» What the task requires: Your answer must be the full set of records, copied exactly, with no pictures in it.

##### Data #####

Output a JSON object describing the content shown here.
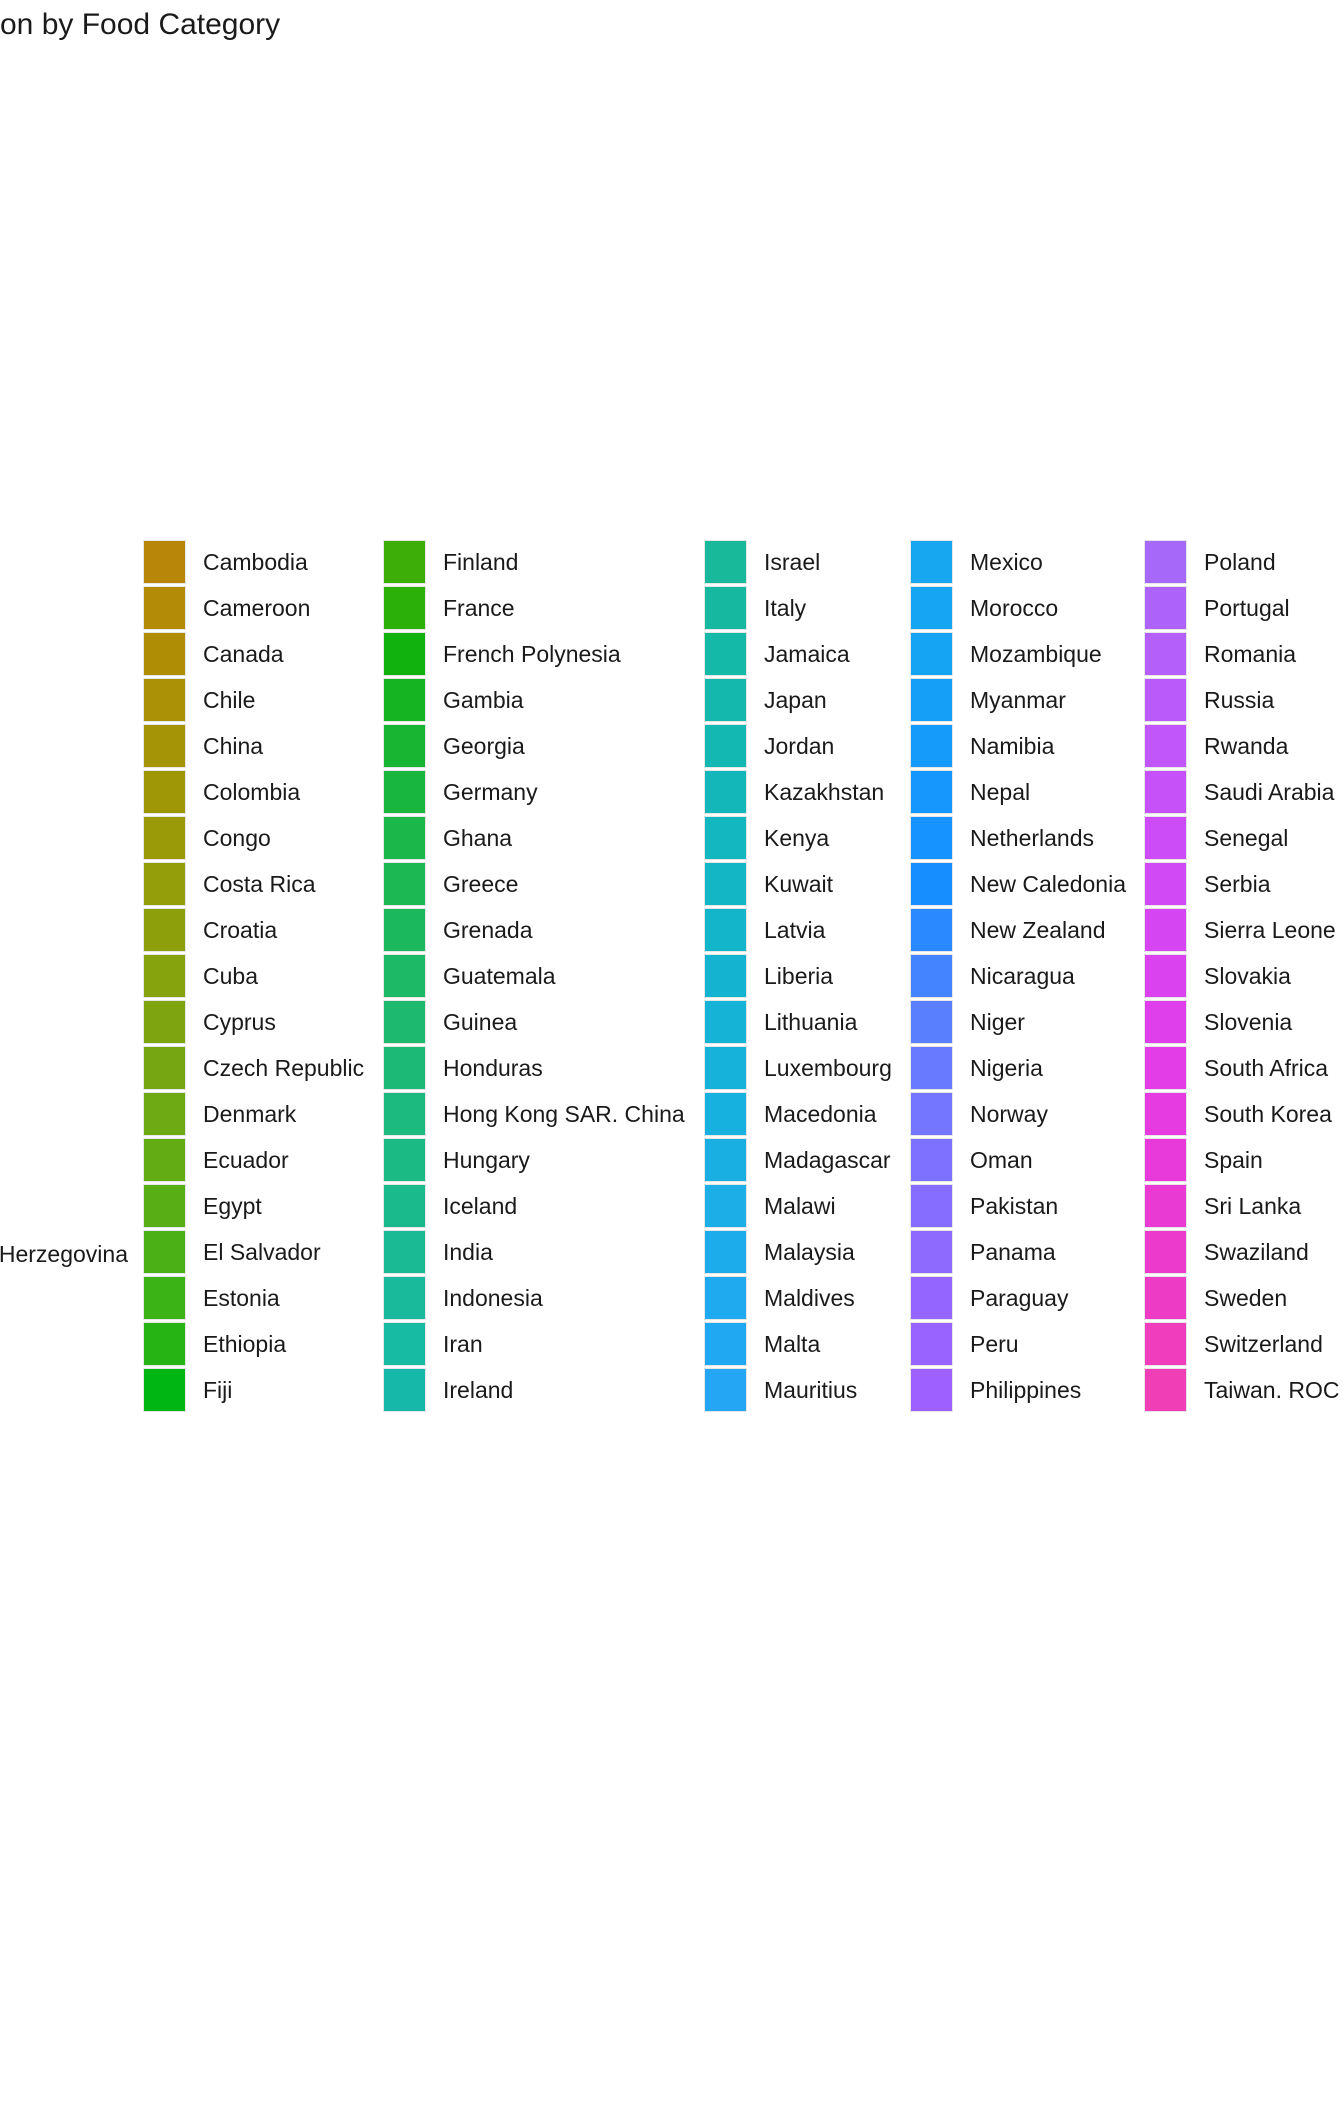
{
  "chart_data": {
    "type": "bar",
    "title": "on by Food Category",
    "legend": {
      "placement": "right",
      "cut_entry": "Herzegovina",
      "columns": [
        [
          "Cambodia",
          "Cameroon",
          "Canada",
          "Chile",
          "China",
          "Colombia",
          "Congo",
          "Costa Rica",
          "Croatia",
          "Cuba",
          "Cyprus",
          "Czech Republic",
          "Denmark",
          "Ecuador",
          "Egypt",
          "El Salvador",
          "Estonia",
          "Ethiopia",
          "Fiji"
        ],
        [
          "Finland",
          "France",
          "French Polynesia",
          "Gambia",
          "Georgia",
          "Germany",
          "Ghana",
          "Greece",
          "Grenada",
          "Guatemala",
          "Guinea",
          "Honduras",
          "Hong Kong SAR. China",
          "Hungary",
          "Iceland",
          "India",
          "Indonesia",
          "Iran",
          "Ireland"
        ],
        [
          "Israel",
          "Italy",
          "Jamaica",
          "Japan",
          "Jordan",
          "Kazakhstan",
          "Kenya",
          "Kuwait",
          "Latvia",
          "Liberia",
          "Lithuania",
          "Luxembourg",
          "Macedonia",
          "Madagascar",
          "Malawi",
          "Malaysia",
          "Maldives",
          "Malta",
          "Mauritius"
        ],
        [
          "Mexico",
          "Morocco",
          "Mozambique",
          "Myanmar",
          "Namibia",
          "Nepal",
          "Netherlands",
          "New Caledonia",
          "New Zealand",
          "Nicaragua",
          "Niger",
          "Nigeria",
          "Norway",
          "Oman",
          "Pakistan",
          "Panama",
          "Paraguay",
          "Peru",
          "Philippines"
        ],
        [
          "Poland",
          "Portugal",
          "Romania",
          "Russia",
          "Rwanda",
          "Saudi Arabia",
          "Senegal",
          "Serbia",
          "Sierra Leone",
          "Slovakia",
          "Slovenia",
          "South Africa",
          "South Korea",
          "Spain",
          "Sri Lanka",
          "Swaziland",
          "Sweden",
          "Switzerland",
          "Taiwan. ROC"
        ]
      ]
    },
    "colors": [
      [
        "#B8870A",
        "#B48B06",
        "#AF8E05",
        "#AA9105",
        "#A59405",
        "#A09706",
        "#9A9A08",
        "#949D0A",
        "#8DA00C",
        "#86A30E",
        "#7EA510",
        "#76A712",
        "#6DAA13",
        "#63AC14",
        "#58AE15",
        "#4BB015",
        "#3BB215",
        "#25B414",
        "#00B613"
      ],
      [
        "#3CAE07",
        "#2BB00A",
        "#12B20E",
        "#14B423",
        "#17B532",
        "#19B63F",
        "#1BB74A",
        "#1CB854",
        "#1CB85D",
        "#1DB966",
        "#1DB96E",
        "#1CB976",
        "#1CBA7E",
        "#1BBA85",
        "#1ABA8D",
        "#19BA94",
        "#18BA9B",
        "#17BAA2",
        "#16B9A9"
      ],
      [
        "#17B99A",
        "#16B9A0",
        "#15B9A7",
        "#14B8AD",
        "#14B8B3",
        "#13B7B9",
        "#13B7BF",
        "#13B6C5",
        "#13B5CA",
        "#14B4D0",
        "#15B3D5",
        "#16B2DA",
        "#17B1DF",
        "#19AFE3",
        "#1BAEE7",
        "#1DACEB",
        "#1FAAEF",
        "#21A8F2",
        "#24A6F5"
      ],
      [
        "#16A7F0",
        "#15A5F2",
        "#15A3F4",
        "#159FF7",
        "#159BFA",
        "#1697FD",
        "#1693FF",
        "#168EFF",
        "#2A89FF",
        "#4584FF",
        "#597FFF",
        "#687AFF",
        "#7576FF",
        "#7F71FF",
        "#876DFF",
        "#8E6AFF",
        "#9466FF",
        "#9963FF",
        "#9E61FF"
      ],
      [
        "#A668F8",
        "#AD63F9",
        "#B45FFA",
        "#BB5AFA",
        "#C156FA",
        "#C751F9",
        "#CC4DF7",
        "#D149F5",
        "#D645F2",
        "#DA42EF",
        "#DE3FEB",
        "#E23DE6",
        "#E53BE1",
        "#E83ADB",
        "#EA3AD4",
        "#EC3ACD",
        "#EE3BC6",
        "#EF3DBE",
        "#F03FB6"
      ]
    ]
  }
}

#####

» Task solution:
Output a JSON object describing the content shown here.
{
  "chart_data": {
    "type": "bar",
    "title": "on by Food Category",
    "legend": {
      "placement": "right",
      "cut_entry": "Herzegovina",
      "columns": [
        [
          "Cambodia",
          "Cameroon",
          "Canada",
          "Chile",
          "China",
          "Colombia",
          "Congo",
          "Costa Rica",
          "Croatia",
          "Cuba",
          "Cyprus",
          "Czech Republic",
          "Denmark",
          "Ecuador",
          "Egypt",
          "El Salvador",
          "Estonia",
          "Ethiopia",
          "Fiji"
        ],
        [
          "Finland",
          "France",
          "French Polynesia",
          "Gambia",
          "Georgia",
          "Germany",
          "Ghana",
          "Greece",
          "Grenada",
          "Guatemala",
          "Guinea",
          "Honduras",
          "Hong Kong SAR. China",
          "Hungary",
          "Iceland",
          "India",
          "Indonesia",
          "Iran",
          "Ireland"
        ],
        [
          "Israel",
          "Italy",
          "Jamaica",
          "Japan",
          "Jordan",
          "Kazakhstan",
          "Kenya",
          "Kuwait",
          "Latvia",
          "Liberia",
          "Lithuania",
          "Luxembourg",
          "Macedonia",
          "Madagascar",
          "Malawi",
          "Malaysia",
          "Maldives",
          "Malta",
          "Mauritius"
        ],
        [
          "Mexico",
          "Morocco",
          "Mozambique",
          "Myanmar",
          "Namibia",
          "Nepal",
          "Netherlands",
          "New Caledonia",
          "New Zealand",
          "Nicaragua",
          "Niger",
          "Nigeria",
          "Norway",
          "Oman",
          "Pakistan",
          "Panama",
          "Paraguay",
          "Peru",
          "Philippines"
        ],
        [
          "Poland",
          "Portugal",
          "Romania",
          "Russia",
          "Rwanda",
          "Saudi Arabia",
          "Senegal",
          "Serbia",
          "Sierra Leone",
          "Slovakia",
          "Slovenia",
          "South Africa",
          "South Korea",
          "Spain",
          "Sri Lanka",
          "Swaziland",
          "Sweden",
          "Switzerland",
          "Taiwan. ROC"
        ]
      ]
    },
    "colors": [
      [
        "#B8870A",
        "#B48B06",
        "#AF8E05",
        "#AA9105",
        "#A59405",
        "#A09706",
        "#9A9A08",
        "#949D0A",
        "#8DA00C",
        "#86A30E",
        "#7EA510",
        "#76A712",
        "#6DAA13",
        "#63AC14",
        "#58AE15",
        "#4BB015",
        "#3BB215",
        "#25B414",
        "#00B613"
      ],
      [
        "#3CAE07",
        "#2BB00A",
        "#12B20E",
        "#14B423",
        "#17B532",
        "#19B63F",
        "#1BB74A",
        "#1CB854",
        "#1CB85D",
        "#1DB966",
        "#1DB96E",
        "#1CB976",
        "#1CBA7E",
        "#1BBA85",
        "#1ABA8D",
        "#19BA94",
        "#18BA9B",
        "#17BAA2",
        "#16B9A9"
      ],
      [
        "#17B99A",
        "#16B9A0",
        "#15B9A7",
        "#14B8AD",
        "#14B8B3",
        "#13B7B9",
        "#13B7BF",
        "#13B6C5",
        "#13B5CA",
        "#14B4D0",
        "#15B3D5",
        "#16B2DA",
        "#17B1DF",
        "#19AFE3",
        "#1BAEE7",
        "#1DACEB",
        "#1FAAEF",
        "#21A8F2",
        "#24A6F5"
      ],
      [
        "#16A7F0",
        "#15A5F2",
        "#15A3F4",
        "#159FF7",
        "#159BFA",
        "#1697FD",
        "#1693FF",
        "#168EFF",
        "#2A89FF",
        "#4584FF",
        "#597FFF",
        "#687AFF",
        "#7576FF",
        "#7F71FF",
        "#876DFF",
        "#8E6AFF",
        "#9466FF",
        "#9963FF",
        "#9E61FF"
      ],
      [
        "#A668F8",
        "#AD63F9",
        "#B45FFA",
        "#BB5AFA",
        "#C156FA",
        "#C751F9",
        "#CC4DF7",
        "#D149F5",
        "#D645F2",
        "#DA42EF",
        "#DE3FEB",
        "#E23DE6",
        "#E53BE1",
        "#E83ADB",
        "#EA3AD4",
        "#EC3ACD",
        "#EE3BC6",
        "#EF3DBE",
        "#F03FB6"
      ]
    ]
  }
}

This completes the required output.